fuelled with pornography and an increased objectification of women. What is even more horrific is the rising incidence of child rape. According to the National Crimes Record Bureau, there has been a 336% increase in child rape over the last decade, for as many as 48,338 child rape cases have been recorded between 2001 and 2011. This is the tip of the iceberg, as most cases go unreported, due to social stigma.
On receiving this shocking news, many of us, particularly mothers, respond with alarm and renewed concern about our own children. The response is to tell mothers to keep children within closed doors (although often the rapist is a 'known person') or under increased vigilance. The onus of responsibility for the safety of the child finally falls on the mother.
The state and all other agencies, seem to shrug their shoulders, with a 'you did not protect your child' attitude. The other counsel blithely meted out to mothers is, 'why don't you keep an ayah?' This Marie Antoinette style solution seems to blindly ignore the reality that the ayah, if at all available, leaves her own children untended and, therefore, vulnerable to sexual abuse. Besides, this class conscious solution is only available to the middle and upper classes. Do not all children deserve a thought or our care? That mothers have to work to make a living; cater to the endless needs of families while juggling home and work is not reckoned in the GDP, for women's work is simply not evaluated. It is outside the pale of reckoning and so women and their lot exist, make a living, but remain on the margins of society. Women's work and lives are unaccounted for. In particular, children don't count as citizens of India, because they are not vote-banks, as yet. Looking around, it strikes me as rather odd that every land transferred in the name of the people has a parking lot, a reception, wash-rooms, a fire exit and so on, but no room for children. I notice that even community centres, public libraries and significant centres of intellectual and public activity in the Capital, rent out their space (often on prime land) for parties and functions but shrug off the basic responsibility of having a room for children.
A small children's room with an attached bathroom and a female attendant would not burden the existing infrastructure. In fact, it would be a space where women could place their children for a short while, knowing that they are safe, as they do their relevant chores. Corporate houses could do their bit through corporate social responsibility as well. And mothers (as always!) could routinely volunteer and supervise. Employers too would find reduced absenteeism among their employees. In all Scandinavian countries, child care is the responsibility of the State, that sets up well planned, thoughtfully executed, child care and day care facilities.

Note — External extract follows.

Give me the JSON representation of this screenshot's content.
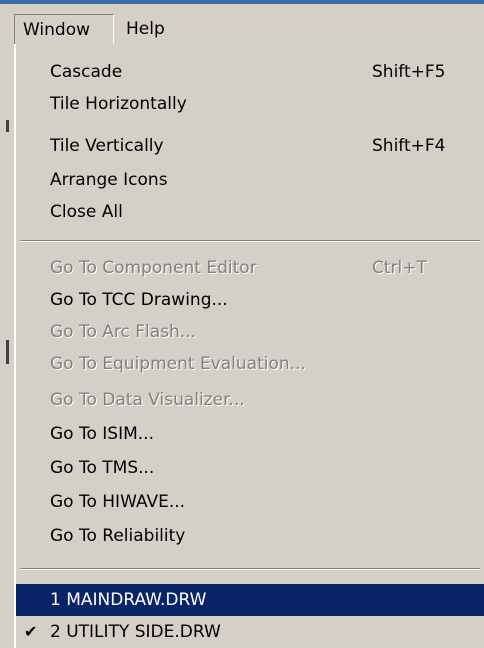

Along with this, the introduction of secular ethics in the school curriculum that would teach both boys and girls about gender equality and sensitivity to each other would create a more humane society. We need ethics for the new millennium that would create a more compassionate society. We need to care for each other, rather than rely on a corrupt and well entrenched police force and yet more surveillance. The thought of rape arises first in the mind. Gandhi's favourite bhajan, Raghupati Raghava had 'sabko sanmati de bhagwan' as one of its lines.
Finally, all police stations should have a women and child cell, with a sensitive and well-trained person, whom people can alert, when their suspicion is aroused, before a situation arises. Society fears the police and men in power. The onus now lies on the men in power to change their rather ugly image. I hope, that the suave, internationally travelled minister of state for HRD Shashi Tharoor and the women & child development minister, Krishna Tirath, will put their heads together and respond to the crying need of the children of India.
Sagari Chhabra is a writer, film director and social activist
The views expressed by the author are personal